Please consider banding together and attend school board meetings, or better yet, consider service on the school board itself.

I know we have excellent, caring teachers in our school system who would love to have the freedom to do what they know is best for their students and they could use your support.

Jean Starkey


Decision continuesto be questioned

My name is Ruby. I’ve lived in Logansport most of my life. Many times I have donated to the United Way. This year is the first time I have regretted doing so. I am very upset that the United Way removed the Mental Health Association from their agencies. Because I donate items to the Mental Health, I know how busy they are and how much they do for people. When I called the United Way for an explanation of why they did this, I was told that the Mental Health was given a list of standards and didn’t comply with them. When I asked what the standards were, it was “I don’t remember right now.” I was disappointed with this answer.

Surely the United Way owes our community this. They have made it very clear that accountability is of the utmost importance at the United Way.

I think the United Way needs to give them the exact standards they need to abide by. After talking with the Mental Health Association, I believe they have done everything that has been asked. The organization told me they called and talked with people every step of the way and were told everything was in order.

Even up to a few days before the allocations committee met with the Mental Health presenters, they were told all was well. After their presentation, they were told they did a great job. Just what happened after that, where the decision was unfavorable, they do not know. Rumor has it that the consultant that worked with the organization was brought in to discuss her beliefs on what was wrong with programming at the Mental Health Association. The people I have spoken with want a complete summary of why the Mental Health was dropped by the United Way.

It seems to me with all of the media reports of trouble with people who have mental illness we as a community, i.e. United Way, should do all we can to help these people. Our government has turned its back on many of these people. Now it seems that the United Way is doing the same. God made each of us in his own image. We are here to help each other. The love that is given to these people at our Mental Health Association cannot be duplicated by any other organizations in the community.
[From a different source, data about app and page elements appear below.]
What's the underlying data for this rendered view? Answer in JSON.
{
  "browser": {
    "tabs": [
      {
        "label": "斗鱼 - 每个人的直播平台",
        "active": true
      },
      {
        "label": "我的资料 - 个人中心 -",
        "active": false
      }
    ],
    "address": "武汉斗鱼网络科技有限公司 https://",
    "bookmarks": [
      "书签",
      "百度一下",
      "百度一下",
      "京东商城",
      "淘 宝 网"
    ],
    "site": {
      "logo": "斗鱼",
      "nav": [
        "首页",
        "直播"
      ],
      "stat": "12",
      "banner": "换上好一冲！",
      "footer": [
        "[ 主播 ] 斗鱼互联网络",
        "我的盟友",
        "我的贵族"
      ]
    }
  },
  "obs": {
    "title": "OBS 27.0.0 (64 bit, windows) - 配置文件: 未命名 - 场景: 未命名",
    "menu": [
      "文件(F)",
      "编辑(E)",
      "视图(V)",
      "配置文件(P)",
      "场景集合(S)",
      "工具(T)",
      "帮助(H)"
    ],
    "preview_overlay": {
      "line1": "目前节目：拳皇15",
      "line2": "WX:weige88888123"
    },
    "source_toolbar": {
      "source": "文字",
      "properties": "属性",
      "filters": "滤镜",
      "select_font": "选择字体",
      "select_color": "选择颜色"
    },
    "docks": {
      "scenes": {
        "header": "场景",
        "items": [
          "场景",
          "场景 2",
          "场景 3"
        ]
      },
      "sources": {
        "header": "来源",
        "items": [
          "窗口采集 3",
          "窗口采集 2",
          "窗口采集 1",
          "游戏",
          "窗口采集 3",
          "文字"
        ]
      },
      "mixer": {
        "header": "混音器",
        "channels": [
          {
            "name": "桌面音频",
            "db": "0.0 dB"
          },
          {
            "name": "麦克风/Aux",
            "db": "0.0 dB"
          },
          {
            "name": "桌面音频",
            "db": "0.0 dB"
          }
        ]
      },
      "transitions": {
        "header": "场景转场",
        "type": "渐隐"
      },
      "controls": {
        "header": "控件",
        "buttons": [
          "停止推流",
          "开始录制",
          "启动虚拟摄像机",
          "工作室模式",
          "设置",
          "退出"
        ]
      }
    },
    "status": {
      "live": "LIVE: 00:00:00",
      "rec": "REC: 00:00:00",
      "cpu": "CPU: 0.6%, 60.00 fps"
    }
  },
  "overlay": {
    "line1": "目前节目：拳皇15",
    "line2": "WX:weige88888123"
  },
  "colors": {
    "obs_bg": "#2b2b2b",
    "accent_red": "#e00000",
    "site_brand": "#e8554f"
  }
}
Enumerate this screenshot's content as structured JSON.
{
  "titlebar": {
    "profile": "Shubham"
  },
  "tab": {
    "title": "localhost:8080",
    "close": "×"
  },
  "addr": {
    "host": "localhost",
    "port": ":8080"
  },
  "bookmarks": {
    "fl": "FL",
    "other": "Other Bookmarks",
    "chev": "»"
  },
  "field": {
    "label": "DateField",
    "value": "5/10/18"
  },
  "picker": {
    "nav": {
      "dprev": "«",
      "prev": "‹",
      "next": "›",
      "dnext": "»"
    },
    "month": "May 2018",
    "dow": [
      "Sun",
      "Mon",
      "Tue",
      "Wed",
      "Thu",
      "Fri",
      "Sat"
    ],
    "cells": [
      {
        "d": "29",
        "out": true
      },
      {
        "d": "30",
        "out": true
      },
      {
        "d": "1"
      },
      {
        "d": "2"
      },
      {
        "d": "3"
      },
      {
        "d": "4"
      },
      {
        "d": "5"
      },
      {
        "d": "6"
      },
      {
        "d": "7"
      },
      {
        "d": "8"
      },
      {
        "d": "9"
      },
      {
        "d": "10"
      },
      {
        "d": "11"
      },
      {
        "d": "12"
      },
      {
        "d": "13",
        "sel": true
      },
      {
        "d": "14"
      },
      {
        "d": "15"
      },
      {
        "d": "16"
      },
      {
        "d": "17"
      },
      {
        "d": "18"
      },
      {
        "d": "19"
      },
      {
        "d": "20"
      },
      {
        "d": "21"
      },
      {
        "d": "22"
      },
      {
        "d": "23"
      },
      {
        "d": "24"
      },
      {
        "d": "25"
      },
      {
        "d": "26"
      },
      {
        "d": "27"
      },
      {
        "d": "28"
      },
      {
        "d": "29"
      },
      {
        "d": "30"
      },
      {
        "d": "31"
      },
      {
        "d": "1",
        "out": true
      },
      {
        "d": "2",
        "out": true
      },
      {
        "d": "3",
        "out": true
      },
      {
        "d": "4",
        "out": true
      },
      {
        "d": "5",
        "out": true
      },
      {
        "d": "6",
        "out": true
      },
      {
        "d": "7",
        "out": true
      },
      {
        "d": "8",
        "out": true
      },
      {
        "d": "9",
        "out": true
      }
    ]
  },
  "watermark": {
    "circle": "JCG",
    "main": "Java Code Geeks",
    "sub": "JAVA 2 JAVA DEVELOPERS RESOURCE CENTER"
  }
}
The people that made this decision might be the very ones that need help in the future.

Ruby Parker


Don’t cut out good program from community

I think Mental Health America of Cass County should not be cut off from funds from United Way. Mental Health provides a lot of services to the community.

It helps people take care of their money and gives them so much each week so they don’t use it all at one time; provide bingo with prizes and food; provides hot showers to the needy; provides laundry services; provides a lot of Christmas parties, which they rent the carousel, and the merry-go-round, plus food.

But it doesn’t stop there, they are here forever. So think twice before you cut off a good program.

Alice Hankee